Rob Gronkowski is still operating on a contract he signed in 2012, slightly before he placed his name among the all-time tight end greats, but is committed to returning for a ninth season regardless. Reports of Patriots negotiations with Gronkowski on a revised 2018 deal emerged months ago, but nothing’s been resolved. That’s led some other executives around the conference to believe the Patriots are still motivated to trade their superstar pass-catcher.
“Where’s the restructure of his contract?” one AFC personnel executive said, via Greg Bedard of the Boston Sports Journal (via NESN.com). “Until that’s done, I think he’s still available. I wouldn’t be surprised if (Bill) Belichick is going to test Gronk’s buy-in with the contract.”
The Pats are believed to have shopped Gronk to the Texans, Titans, Lions and 49ers. The 29-year-old All-Pro remains on New England’s roster but without the kind of pay-bump possibility 2017’s incentive package brought. Three of the five execs Bedard spoke with believe the Pats and Gronkowski will reach an agreement to redo his deal, but the fact that it hasn’t happened yet opens the door to rumblings of a trade — one that wouldn’t be out of character for Belichick. Two other AFC execs expect a harder fight from the Patriots, given that Gronk hinted at retirement and skipped OTAs.
Here’s the latest on some other AFC standouts:
- On the topic of impasses for All-Pros, Le’Veon Bell remains focused on a deal that represents a combination of his abilities on the ground and through the air — a demand that could be up to $17MM AAV. Although the Steelers‘ talks with their star running back resumed, they are still unlikely to produce a long-term deal, Ray Fittipaldo of the Pittsburgh Post-Gazette writes. Fittipaldo is the latest to confirm Bell turned down a contract proposal that would have ensured he made $30MM in 2017 and ’18, adding it was a five-year offer. Bell’s entrance to the league as a 2013 second-round pick, and a player who has earned less than 2016 first-rounder Ezekiel Elliott (since Bell has yet to sign his $14.5MM 2018 tender, this is still accurate), is helping drive Bell to take this hardline stance, per Fittipaldo.

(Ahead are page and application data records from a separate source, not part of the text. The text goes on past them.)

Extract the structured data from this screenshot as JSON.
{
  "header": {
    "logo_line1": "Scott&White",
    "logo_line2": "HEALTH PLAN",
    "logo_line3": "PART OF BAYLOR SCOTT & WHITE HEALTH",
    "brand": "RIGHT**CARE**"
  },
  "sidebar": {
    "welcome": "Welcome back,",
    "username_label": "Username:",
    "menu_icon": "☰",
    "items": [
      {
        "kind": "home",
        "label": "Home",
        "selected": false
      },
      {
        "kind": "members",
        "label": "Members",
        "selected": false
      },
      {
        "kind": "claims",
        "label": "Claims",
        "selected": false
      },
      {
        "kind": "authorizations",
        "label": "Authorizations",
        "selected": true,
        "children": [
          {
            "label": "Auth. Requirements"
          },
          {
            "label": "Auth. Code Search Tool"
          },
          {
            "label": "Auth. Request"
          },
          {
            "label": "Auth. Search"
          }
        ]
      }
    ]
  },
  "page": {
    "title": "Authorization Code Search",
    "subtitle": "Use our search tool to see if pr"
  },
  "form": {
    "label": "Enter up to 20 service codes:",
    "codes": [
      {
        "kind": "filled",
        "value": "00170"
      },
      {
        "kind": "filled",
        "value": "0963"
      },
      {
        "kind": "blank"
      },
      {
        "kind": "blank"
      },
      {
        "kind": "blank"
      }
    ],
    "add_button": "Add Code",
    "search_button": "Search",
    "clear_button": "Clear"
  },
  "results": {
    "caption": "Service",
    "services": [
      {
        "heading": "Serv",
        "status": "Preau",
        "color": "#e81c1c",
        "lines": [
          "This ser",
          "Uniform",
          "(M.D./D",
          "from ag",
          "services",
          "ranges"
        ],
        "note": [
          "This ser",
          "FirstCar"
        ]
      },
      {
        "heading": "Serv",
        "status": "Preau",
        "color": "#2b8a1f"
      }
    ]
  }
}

- While this isn’t exactly full confirmation, signs point to Andrew Luck participating in a passing summit with some of his pass-catchers at his alma mater. Colts wide receiver Chester Rogers tweeted he’s off to Stanford, where Luck spends time training during the offseason. Mike Chappell of Fox 59 assumes Luck will be throwing Rogers and others as he continues the final stages of his exhaustive rehab program. Ordinarily, this wouldn’t qualify as particularly newsworthy. But considering Luck’s progress in June, every throw the passer makes will be relevant as he prepares to surmount what’s been a significant hurdle to return to the field.
- Chris Harris has some interesting incentives in his contract, one the Broncos adjusted this year. The standout cornerback’s been attached to an incredibly team-friendly deal the past four years, and the Broncos added $3MM in incentives. Some of those escalators can only be triggered by team success, with the six-, eight- and 10-win benchmarks representing possible six-figure bumps for the 29-year-old corner. Harris preferred that being part of his contract. “Last year was unacceptable as a team,” Harris said, via Nicki Jhabvala of The Athletic (subscription required) in an expansive piece on Denver’s DBs. “This year I’m putting that in my contract to make sure these guys are on the same page as me, how I think on the field and prepare them for games.”
- Jhabvala adds that Denver’s Su’a Cravens addition could threaten Will Parks‘ role more than anyone else’s. The third-year defender serves as a backup safety and occasional dime linebacker, and Cravens looks set to make a strong push to assume that role for a team that gave up a fifth-round pick to get him. The Broncos were said to view Cravens strictly as a safety, but the former second-round pick played a hybrid role with the Redskins in 2016.